Task goal ▸
An exact copy of the records below is needed, with every picture left out.

Website and app data records
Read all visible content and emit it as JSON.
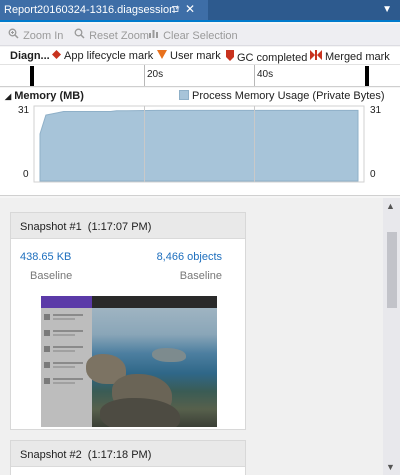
{
  "tab": {
    "title": "Report20160324-1316.diagsession*",
    "pin_glyph": "⊐",
    "close_glyph": "✕",
    "dropdown_glyph": "▼"
  },
  "toolbar": {
    "zoom_in": "Zoom In",
    "reset_zoom": "Reset Zoom",
    "clear_selection": "Clear Selection"
  },
  "legend": {
    "diag_label": "Diagn...",
    "app_lifecycle": "App lifecycle mark",
    "user_mark": "User mark",
    "gc_completed": "GC completed",
    "merged_mark": "Merged mark"
  },
  "ruler": {
    "labels": [
      "20s",
      "40s"
    ]
  },
  "memory": {
    "title": "Memory (MB)",
    "series_label": "Process Memory Usage (Private Bytes)",
    "y_max_left": "31",
    "y_min_left": "0",
    "y_max_right": "31",
    "y_min_right": "0",
    "fill_color": "#a7c4d9"
  },
  "chart_data": {
    "type": "area",
    "x": [
      0,
      1,
      3,
      4,
      5,
      12,
      13,
      20,
      28,
      35,
      40,
      45,
      50,
      54
    ],
    "values": [
      20,
      28,
      29,
      29.5,
      29.5,
      29.5,
      29.8,
      30,
      30,
      30,
      30,
      30,
      30,
      30
    ],
    "ylim": [
      0,
      31
    ],
    "xlim": [
      0,
      54
    ],
    "series": [
      {
        "name": "Process Memory Usage (Private Bytes)",
        "values": [
          20,
          28,
          29,
          29.5,
          29.5,
          29.5,
          29.8,
          30,
          30,
          30,
          30,
          30,
          30,
          30
        ]
      }
    ]
  },
  "snapshots": [
    {
      "title": "Snapshot #1",
      "time": "(1:17:07 PM)",
      "size": "438.65 KB",
      "size_sub": "Baseline",
      "objects": "8,466 objects",
      "objects_sub": "Baseline"
    },
    {
      "title": "Snapshot #2",
      "time": "(1:17:18 PM)"
    }
  ]
}
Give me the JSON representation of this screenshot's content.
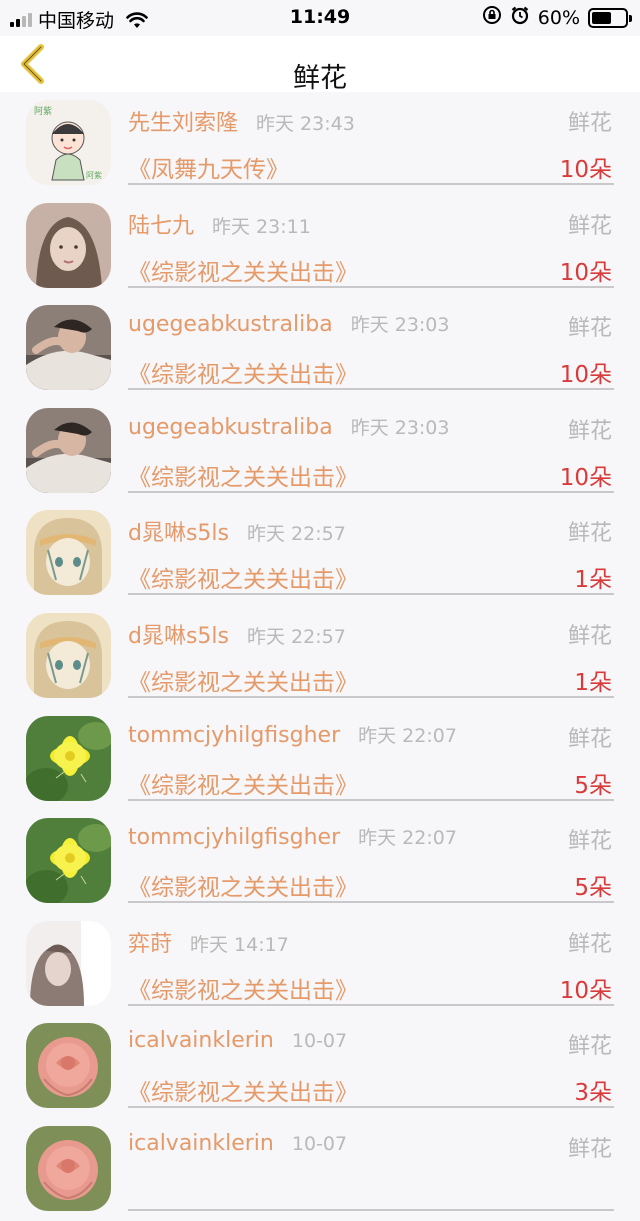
{
  "status_bar": {
    "carrier": "中国移动",
    "time": "11:49",
    "battery": "60%",
    "battery_level": 0.6
  },
  "nav": {
    "title": "鲜花"
  },
  "items": [
    {
      "user": "先生刘索隆",
      "time": "昨天 23:43",
      "type": "鲜花",
      "book": "《凤舞九天传》",
      "count": "10朵",
      "avatar": "cartoon-sketch"
    },
    {
      "user": "陆七九",
      "time": "昨天 23:11",
      "type": "鲜花",
      "book": "《综影视之关关出击》",
      "count": "10朵",
      "avatar": "portrait-girl"
    },
    {
      "user": "ugegeabkustraliba",
      "time": "昨天 23:03",
      "type": "鲜花",
      "book": "《综影视之关关出击》",
      "count": "10朵",
      "avatar": "portrait-lying"
    },
    {
      "user": "ugegeabkustraliba",
      "time": "昨天 23:03",
      "type": "鲜花",
      "book": "《综影视之关关出击》",
      "count": "10朵",
      "avatar": "portrait-lying"
    },
    {
      "user": "d晁啉s5ls",
      "time": "昨天 22:57",
      "type": "鲜花",
      "book": "《综影视之关关出击》",
      "count": "1朵",
      "avatar": "anime-girl"
    },
    {
      "user": "d晁啉s5ls",
      "time": "昨天 22:57",
      "type": "鲜花",
      "book": "《综影视之关关出击》",
      "count": "1朵",
      "avatar": "anime-girl"
    },
    {
      "user": "tommcjyhilgfisgher",
      "time": "昨天 22:07",
      "type": "鲜花",
      "book": "《综影视之关关出击》",
      "count": "5朵",
      "avatar": "yellow-flower"
    },
    {
      "user": "tommcjyhilgfisgher",
      "time": "昨天 22:07",
      "type": "鲜花",
      "book": "《综影视之关关出击》",
      "count": "5朵",
      "avatar": "yellow-flower"
    },
    {
      "user": "弈莳",
      "time": "昨天 14:17",
      "type": "鲜花",
      "book": "《综影视之关关出击》",
      "count": "10朵",
      "avatar": "portrait-light"
    },
    {
      "user": "icalvainklerin",
      "time": "10-07",
      "type": "鲜花",
      "book": "《综影视之关关出击》",
      "count": "3朵",
      "avatar": "pink-rose"
    },
    {
      "user": "icalvainklerin",
      "time": "10-07",
      "type": "鲜花",
      "book": "",
      "count": "",
      "avatar": "pink-rose"
    }
  ]
}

Task result ▸
Read all visible content and emit it as JSON.
{
  "tab": {
    "title": "Report20160324-1316.diagsession*",
    "pin_glyph": "⊐",
    "close_glyph": "✕",
    "dropdown_glyph": "▼"
  },
  "toolbar": {
    "zoom_in": "Zoom In",
    "reset_zoom": "Reset Zoom",
    "clear_selection": "Clear Selection"
  },
  "legend": {
    "diag_label": "Diagn...",
    "app_lifecycle": "App lifecycle mark",
    "user_mark": "User mark",
    "gc_completed": "GC completed",
    "merged_mark": "Merged mark"
  },
  "ruler": {
    "labels": [
      "20s",
      "40s"
    ]
  },
  "memory": {
    "title": "Memory (MB)",
    "series_label": "Process Memory Usage (Private Bytes)",
    "y_max_left": "31",
    "y_min_left": "0",
    "y_max_right": "31",
    "y_min_right": "0",
    "fill_color": "#a7c4d9"
  },
  "chart_data": {
    "type": "area",
    "x": [
      0,
      1,
      3,
      4,
      5,
      12,
      13,
      20,
      28,
      35,
      40,
      45,
      50,
      54
    ],
    "values": [
      20,
      28,
      29,
      29.5,
      29.5,
      29.5,
      29.8,
      30,
      30,
      30,
      30,
      30,
      30,
      30
    ],
    "ylim": [
      0,
      31
    ],
    "xlim": [
      0,
      54
    ],
    "series": [
      {
        "name": "Process Memory Usage (Private Bytes)",
        "values": [
          20,
          28,
          29,
          29.5,
          29.5,
          29.5,
          29.8,
          30,
          30,
          30,
          30,
          30,
          30,
          30
        ]
      }
    ]
  },
  "snapshots": [
    {
      "title": "Snapshot #1",
      "time": "(1:17:07 PM)",
      "size": "438.65 KB",
      "size_sub": "Baseline",
      "objects": "8,466 objects",
      "objects_sub": "Baseline"
    },
    {
      "title": "Snapshot #2",
      "time": "(1:17:18 PM)"
    }
  ]
}
Give me the JSON representation of this screenshot's content.
{
  "status_bar": {
    "carrier": "中国移动",
    "time": "11:49",
    "battery": "60%",
    "battery_level": 0.6
  },
  "nav": {
    "title": "鲜花"
  },
  "items": [
    {
      "user": "先生刘索隆",
      "time": "昨天 23:43",
      "type": "鲜花",
      "book": "《凤舞九天传》",
      "count": "10朵",
      "avatar": "cartoon-sketch"
    },
    {
      "user": "陆七九",
      "time": "昨天 23:11",
      "type": "鲜花",
      "book": "《综影视之关关出击》",
      "count": "10朵",
      "avatar": "portrait-girl"
    },
    {
      "user": "ugegeabkustraliba",
      "time": "昨天 23:03",
      "type": "鲜花",
      "book": "《综影视之关关出击》",
      "count": "10朵",
      "avatar": "portrait-lying"
    },
    {
      "user": "ugegeabkustraliba",
      "time": "昨天 23:03",
      "type": "鲜花",
      "book": "《综影视之关关出击》",
      "count": "10朵",
      "avatar": "portrait-lying"
    },
    {
      "user": "d晁啉s5ls",
      "time": "昨天 22:57",
      "type": "鲜花",
      "book": "《综影视之关关出击》",
      "count": "1朵",
      "avatar": "anime-girl"
    },
    {
      "user": "d晁啉s5ls",
      "time": "昨天 22:57",
      "type": "鲜花",
      "book": "《综影视之关关出击》",
      "count": "1朵",
      "avatar": "anime-girl"
    },
    {
      "user": "tommcjyhilgfisgher",
      "time": "昨天 22:07",
      "type": "鲜花",
      "book": "《综影视之关关出击》",
      "count": "5朵",
      "avatar": "yellow-flower"
    },
    {
      "user": "tommcjyhilgfisgher",
      "time": "昨天 22:07",
      "type": "鲜花",
      "book": "《综影视之关关出击》",
      "count": "5朵",
      "avatar": "yellow-flower"
    },
    {
      "user": "弈莳",
      "time": "昨天 14:17",
      "type": "鲜花",
      "book": "《综影视之关关出击》",
      "count": "10朵",
      "avatar": "portrait-light"
    },
    {
      "user": "icalvainklerin",
      "time": "10-07",
      "type": "鲜花",
      "book": "《综影视之关关出击》",
      "count": "3朵",
      "avatar": "pink-rose"
    },
    {
      "user": "icalvainklerin",
      "time": "10-07",
      "type": "鲜花",
      "book": "",
      "count": "",
      "avatar": "pink-rose"
    }
  ]
}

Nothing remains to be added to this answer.